recipients (kidney: SIR, 1.46 [95% CI, 1.34-1.59]; liver: SIR, 1.95 [95% CI,
1.74-2.19]; and heart: SIR, 2.67 [95% CI, 2.40-2.95]). Liver cancer risk was
elevated only among liver recipients (SIR, 43.83 [95% CI, 40.90-46.91]), who
manifested exceptional risk in the first 6 months (SIR, 508.97 [95% CI,
474.16-545.66]) and a 2-fold excess risk for 10 to 15 years thereafter (SIR, 2.22
[95% CI, 1.57-3.04]). Among kidney recipients, kidney cancer risk was elevated
(SIR, 6.66 [95% CI, 6.12-7.23]) and bimodal in onset time. Kidney cancer risk
also was increased in liver recipients (SIR, 1.80 [95% CI, 1.40-2.29]) and heart
recipients (SIR, 2.90 [95% CI, 2.32-3.59]).
CONCLUSION: Compared with the general population, recipients of a kidney, liver,
heart, or lung transplant have an increased risk for diverse infection-related
and unrelated cancers.

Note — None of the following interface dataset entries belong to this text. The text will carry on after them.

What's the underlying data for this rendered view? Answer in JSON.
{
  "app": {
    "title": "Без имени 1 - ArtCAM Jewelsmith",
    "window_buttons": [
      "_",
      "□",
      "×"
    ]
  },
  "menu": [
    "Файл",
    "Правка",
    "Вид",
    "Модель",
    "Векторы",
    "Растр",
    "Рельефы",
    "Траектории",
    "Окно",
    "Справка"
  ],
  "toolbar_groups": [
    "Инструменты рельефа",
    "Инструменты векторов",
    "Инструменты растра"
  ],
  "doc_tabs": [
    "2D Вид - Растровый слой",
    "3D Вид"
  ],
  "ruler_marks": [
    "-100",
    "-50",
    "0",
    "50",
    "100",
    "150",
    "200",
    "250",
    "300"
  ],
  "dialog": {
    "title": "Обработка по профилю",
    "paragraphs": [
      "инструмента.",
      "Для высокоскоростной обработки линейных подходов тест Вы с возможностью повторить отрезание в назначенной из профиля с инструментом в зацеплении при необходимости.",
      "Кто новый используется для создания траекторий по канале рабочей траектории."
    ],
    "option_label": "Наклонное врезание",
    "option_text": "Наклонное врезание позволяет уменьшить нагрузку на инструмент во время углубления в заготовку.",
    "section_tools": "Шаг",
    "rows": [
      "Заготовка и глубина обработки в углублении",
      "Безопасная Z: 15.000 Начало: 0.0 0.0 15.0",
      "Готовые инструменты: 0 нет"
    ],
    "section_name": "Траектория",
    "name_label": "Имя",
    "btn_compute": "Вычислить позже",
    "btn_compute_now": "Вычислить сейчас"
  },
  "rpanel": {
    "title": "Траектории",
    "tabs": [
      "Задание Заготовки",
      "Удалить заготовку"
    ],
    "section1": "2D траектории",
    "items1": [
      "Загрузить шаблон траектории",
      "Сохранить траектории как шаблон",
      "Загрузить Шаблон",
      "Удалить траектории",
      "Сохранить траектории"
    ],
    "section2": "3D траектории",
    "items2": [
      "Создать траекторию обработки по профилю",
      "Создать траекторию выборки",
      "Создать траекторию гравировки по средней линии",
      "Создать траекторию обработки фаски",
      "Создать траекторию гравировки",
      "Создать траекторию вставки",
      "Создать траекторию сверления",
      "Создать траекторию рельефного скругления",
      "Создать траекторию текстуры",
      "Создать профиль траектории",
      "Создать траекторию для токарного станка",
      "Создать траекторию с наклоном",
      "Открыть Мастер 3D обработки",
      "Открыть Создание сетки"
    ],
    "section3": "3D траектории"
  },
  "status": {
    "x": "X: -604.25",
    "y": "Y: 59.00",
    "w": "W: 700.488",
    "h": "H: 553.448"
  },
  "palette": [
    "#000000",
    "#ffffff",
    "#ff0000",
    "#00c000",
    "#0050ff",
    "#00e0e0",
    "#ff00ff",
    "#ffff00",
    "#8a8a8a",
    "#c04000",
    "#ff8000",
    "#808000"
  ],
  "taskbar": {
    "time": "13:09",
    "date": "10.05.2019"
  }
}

PMCID: PMC3310893
PMID: 22045767  [PubMed - indexed for MEDLINE]


Nat Immunol. 2002 Nov;3(11):991-8.
Cancer immunoediting: from immunosurveillance to tumor escape.

Dunn GP(1), Bruce AT, Ikeda H, Old LJ, Schreiber RD.

Author information:
(1)Department of Pathology and Immunology, Center for Immunology, Washington
University School of Medicine, 660 South Euclid Avenue, St. Louis, MO 63110, USA.

Comment in
    Nat Immunol. 2003 Mar;4(3):201.
    Lancet Oncol. 2004 Jul;5(7):397-8.
    Nat Immunol. 2004 Jan;5(1):3-4; author reply 4-5.

The concept that the immune system can recognize and destroy nascent transformed
cells was originally embodied in the cancer immunosurveillance hypothesis of
Burnet and Thomas. This hypothesis was abandoned shortly afterwards because of
the absence of strong experimental evidence supporting the concept. New data,
however, clearly show the existence of cancer immunosurveillance and also
indicate that it may function as a component of a more general process of cancer
immunoediting. This process is responsible for both eliminating tumors and
sculpting the immunogenic phenotypes of tumors that eventually form in
immunocompetent hosts. In this review, we will summarize the historical and
experimental basis of cancer immunoediting and discuss its dual roles in
promoting host protection against cancer and facilitating tumor escape from
immune destruction.

PMID: 12407406  [PubMed - indexed for MEDLINE]